SaaS takes advantage of this economic reality better than on premise software at a fundamental level. SaaS software maintains a single version of the software (or at least, very few versions), eliminating legacy version complexity. SaaS runs on the software stack selected and maintained by the vendor, eliminating installation/configuration complexities of multiple software stack support. SaaS runs on hardware maintained by the vendor allowing them to optimize and tune performance on one infrastructure under their full control, eliminating the complexity of maintaining a support library of hardware optimization issues.

Each of these savings manifests itself for the buyer through better prices, better innovation on the solution, or a more stable financial position of the vendor.

To be sure, these advantages will not manifest themselves in a solution that is specific to an individual business. They only manifest themselves in solutions that are relevant across a variety of businesses, such as challenges in sales, marketing, support, HR, expenses, etc. This is where we are seeing SaaS solutions gaining ground rapidly.

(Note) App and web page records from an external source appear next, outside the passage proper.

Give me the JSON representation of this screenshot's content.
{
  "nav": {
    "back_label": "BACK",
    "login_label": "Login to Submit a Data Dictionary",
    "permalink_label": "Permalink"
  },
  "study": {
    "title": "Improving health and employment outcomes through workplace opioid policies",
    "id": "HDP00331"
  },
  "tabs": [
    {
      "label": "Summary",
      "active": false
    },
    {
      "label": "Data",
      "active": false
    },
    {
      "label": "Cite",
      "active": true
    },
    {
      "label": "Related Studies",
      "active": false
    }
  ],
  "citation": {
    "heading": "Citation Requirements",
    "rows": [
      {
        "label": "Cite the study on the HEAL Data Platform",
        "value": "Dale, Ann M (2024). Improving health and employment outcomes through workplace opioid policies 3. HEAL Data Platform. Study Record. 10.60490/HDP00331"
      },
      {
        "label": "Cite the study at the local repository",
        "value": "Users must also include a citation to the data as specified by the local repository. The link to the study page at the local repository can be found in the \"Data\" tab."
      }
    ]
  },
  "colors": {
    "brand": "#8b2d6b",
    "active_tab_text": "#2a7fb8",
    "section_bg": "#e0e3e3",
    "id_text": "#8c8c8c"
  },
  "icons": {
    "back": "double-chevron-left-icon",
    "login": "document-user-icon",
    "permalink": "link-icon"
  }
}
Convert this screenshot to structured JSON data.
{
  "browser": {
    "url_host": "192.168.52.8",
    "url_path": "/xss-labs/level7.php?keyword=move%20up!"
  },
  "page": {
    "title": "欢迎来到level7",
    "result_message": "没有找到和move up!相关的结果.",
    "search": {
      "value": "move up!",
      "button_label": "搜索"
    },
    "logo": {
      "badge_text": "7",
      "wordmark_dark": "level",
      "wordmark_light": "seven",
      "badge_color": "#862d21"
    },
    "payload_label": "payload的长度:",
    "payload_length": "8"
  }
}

One of the cons that doesn't seem to be mentioned is that "confidential" data that used to be held in house is now held by a--we hope--trusted third party. To me, that's one of the major cons of SaaS. In response to Keith Siegel's remark "If the provider fails to live up to the terms of the agreement, they can cancel the contract, or at the end of the term, not renew the agreement," that's true, but have you given any thought to the cost of asking for your data back from the SaaS provider and then migrating it to a new in house system? From what I've seen, SaaS makes it very, very easy for you to migrate data to their systems--but very, very costly when you want to take your data and leave.

Arockiaraj Durairaj

Flexible and efficient is not true about SaaS. "Companies can 'try out' SaaS offerings thoroughly..." This is not possible, because this also involves time and money. Just because the SaaS vendor gives a try free of charge doesn't mean it takes no money and time. SaaS locks their customers into their technology. Thus when you leave an SaaS vendor, you leave your customization and business logic built on their platform and rebuilt on the new SaaS vendor platform. SaaS will be a big success where customization is not required. For example, e-mail and document-editing software.

Rakesh Sharma

I am not sure I understood the "Cons" at all.

SaaS as it applies to managing enterprise processes (the kind that manage HR, Sales force activities, even supply chain operations) have been steadily gaining ground--especially among the more 'cost sensitive' Small & mid-sized businesses, and even in some large enterprises.

SaaS is a mode of delivering solutions and a business model for the suppliers of these software solutions. It puts a lot of control and capabilities in the hands of the end users without the limitations of huge up-front investments.

The total risk of delivery (or at least upwards of 95%) is borne by the supplier of the SaaS solution. Not the case with the on-premise providers as is well pointed out.

It doesnt appear that the panelist from the university is very close to real-life situations, which is where SaaS solutions have been implemented - and provides huge advantages for companies that would have to otherwise cobble together their own software solutions for important business processes(since SAP & Oracle's pricepoints are beyond their reach).

Join the Debate


Participate More!

Please send us your ideas for new Debate Room topics. If you're an academic, association officer, or other industry expert and would like to write a Debate Room essay, send us a query. Questions? See the

BW Mall - Sponsored Links

Buy a link now!